The aspiration to help and make a socially important contribution becomes much more important than the penchant for criticizing the authorities. For example, the well-known Russian journalist, Olga Allenova, who had been critical toward the government, turned her criticism into charity. As she wrote in her column, instead of going to opposition rallies, she now prefers to help children with limited abilities in a boarding school.
The high turbulence in the world and increasing contradictions between Russia, the West and other global powers cannot help affecting the traditional soft power domains, including society, culture, art and sport.

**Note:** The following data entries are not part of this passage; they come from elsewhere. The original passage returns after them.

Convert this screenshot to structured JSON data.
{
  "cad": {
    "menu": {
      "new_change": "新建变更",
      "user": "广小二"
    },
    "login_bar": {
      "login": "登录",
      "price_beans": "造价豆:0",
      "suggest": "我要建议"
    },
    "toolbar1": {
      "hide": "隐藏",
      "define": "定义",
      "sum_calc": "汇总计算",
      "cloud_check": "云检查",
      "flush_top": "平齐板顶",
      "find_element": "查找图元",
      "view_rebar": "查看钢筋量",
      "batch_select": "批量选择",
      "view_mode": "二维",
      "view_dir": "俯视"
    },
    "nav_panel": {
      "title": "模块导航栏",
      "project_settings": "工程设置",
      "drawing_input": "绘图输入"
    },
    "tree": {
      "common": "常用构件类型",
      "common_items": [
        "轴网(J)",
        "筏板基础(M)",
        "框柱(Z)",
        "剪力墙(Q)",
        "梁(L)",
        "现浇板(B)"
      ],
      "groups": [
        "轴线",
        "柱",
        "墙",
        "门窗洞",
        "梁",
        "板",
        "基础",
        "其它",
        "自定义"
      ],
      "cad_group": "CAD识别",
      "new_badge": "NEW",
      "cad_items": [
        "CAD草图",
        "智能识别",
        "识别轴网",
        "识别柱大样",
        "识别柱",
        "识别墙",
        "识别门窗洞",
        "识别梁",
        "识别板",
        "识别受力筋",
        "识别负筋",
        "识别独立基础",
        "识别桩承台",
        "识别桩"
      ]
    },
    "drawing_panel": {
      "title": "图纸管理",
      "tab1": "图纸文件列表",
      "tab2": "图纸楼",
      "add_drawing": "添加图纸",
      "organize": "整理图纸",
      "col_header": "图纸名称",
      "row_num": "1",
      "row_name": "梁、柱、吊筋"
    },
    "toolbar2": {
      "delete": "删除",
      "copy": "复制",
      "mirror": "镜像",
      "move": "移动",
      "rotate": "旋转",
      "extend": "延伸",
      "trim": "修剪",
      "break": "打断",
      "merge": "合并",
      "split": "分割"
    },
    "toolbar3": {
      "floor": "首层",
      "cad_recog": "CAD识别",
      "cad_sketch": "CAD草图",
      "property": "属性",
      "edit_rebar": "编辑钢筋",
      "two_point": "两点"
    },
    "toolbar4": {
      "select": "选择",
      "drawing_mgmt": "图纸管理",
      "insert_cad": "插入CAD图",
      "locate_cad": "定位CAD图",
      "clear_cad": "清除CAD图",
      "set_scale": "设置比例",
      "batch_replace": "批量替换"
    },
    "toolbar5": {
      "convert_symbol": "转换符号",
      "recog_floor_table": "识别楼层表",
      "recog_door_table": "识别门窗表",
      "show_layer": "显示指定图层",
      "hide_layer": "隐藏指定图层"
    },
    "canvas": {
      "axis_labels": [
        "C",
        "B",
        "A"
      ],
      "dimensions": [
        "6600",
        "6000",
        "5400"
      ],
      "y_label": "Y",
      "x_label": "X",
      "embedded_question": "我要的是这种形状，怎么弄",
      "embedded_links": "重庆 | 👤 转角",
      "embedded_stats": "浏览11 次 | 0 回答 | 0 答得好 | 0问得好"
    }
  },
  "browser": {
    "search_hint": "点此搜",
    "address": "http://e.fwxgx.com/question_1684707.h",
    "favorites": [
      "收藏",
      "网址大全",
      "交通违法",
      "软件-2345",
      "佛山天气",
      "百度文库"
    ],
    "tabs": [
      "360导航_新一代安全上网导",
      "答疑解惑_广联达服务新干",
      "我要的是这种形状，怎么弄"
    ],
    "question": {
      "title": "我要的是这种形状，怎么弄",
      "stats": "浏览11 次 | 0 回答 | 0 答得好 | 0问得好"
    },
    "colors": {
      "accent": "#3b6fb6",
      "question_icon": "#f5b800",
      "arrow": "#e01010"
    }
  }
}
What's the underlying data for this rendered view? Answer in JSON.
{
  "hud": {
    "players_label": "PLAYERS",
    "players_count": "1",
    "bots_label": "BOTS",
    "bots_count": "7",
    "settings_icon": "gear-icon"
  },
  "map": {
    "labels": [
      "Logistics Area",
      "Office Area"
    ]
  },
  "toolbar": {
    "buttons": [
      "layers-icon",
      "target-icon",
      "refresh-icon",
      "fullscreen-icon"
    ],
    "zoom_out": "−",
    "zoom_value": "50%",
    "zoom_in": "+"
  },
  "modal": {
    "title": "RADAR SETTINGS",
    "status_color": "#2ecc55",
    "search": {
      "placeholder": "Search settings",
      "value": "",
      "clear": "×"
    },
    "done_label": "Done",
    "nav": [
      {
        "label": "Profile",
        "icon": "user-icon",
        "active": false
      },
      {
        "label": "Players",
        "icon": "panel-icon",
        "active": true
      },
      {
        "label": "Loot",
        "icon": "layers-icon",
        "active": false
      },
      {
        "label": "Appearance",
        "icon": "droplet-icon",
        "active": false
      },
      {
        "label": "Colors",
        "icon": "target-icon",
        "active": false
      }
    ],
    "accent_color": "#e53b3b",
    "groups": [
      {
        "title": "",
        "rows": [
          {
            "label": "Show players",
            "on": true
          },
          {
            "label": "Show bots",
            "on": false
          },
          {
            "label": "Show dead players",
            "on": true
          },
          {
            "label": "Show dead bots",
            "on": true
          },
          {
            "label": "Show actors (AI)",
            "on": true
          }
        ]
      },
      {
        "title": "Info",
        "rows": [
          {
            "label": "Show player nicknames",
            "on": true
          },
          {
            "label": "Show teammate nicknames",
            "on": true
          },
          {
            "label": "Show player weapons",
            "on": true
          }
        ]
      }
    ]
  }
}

The doping scandal, which affected the Russian Paralympic team, is a good example. The Russian Olympic delegation brought together 389 athletes, but only 264 finally were able to participate and won 58 medals, enough for fourth place in the Olympics.
Despite the relatively good performance of its Olympic team, many Russians still have an uneasy feeling of discomfort. The doping scandals have been haunting Russians since 2014, it was commonplace. But no one expected that Russia’s Paralympic athletes would also be accused of using performance-enhancing drugs and, finally, banned.
Although it is a very tough and sad lesson, it has a silver lining: It provoked a response from ordinary Russians. It spreads even more awareness about the problems of people with limited abilities and reinvigorates people’s desire to help. Hopefully, people won’t be afraid to talk about the problem anymore.
At the same time, the ban reveals the ugly side of Russian society and politics. It fuels anti-Western sentiment, with politicians, who should be accountable for the doping scandal first, enjoying impunity and using this incident as incendiary fuel for their propaganda messages.
The opinion of the author may not necessarily reflect the position of Russia Direct or its staff.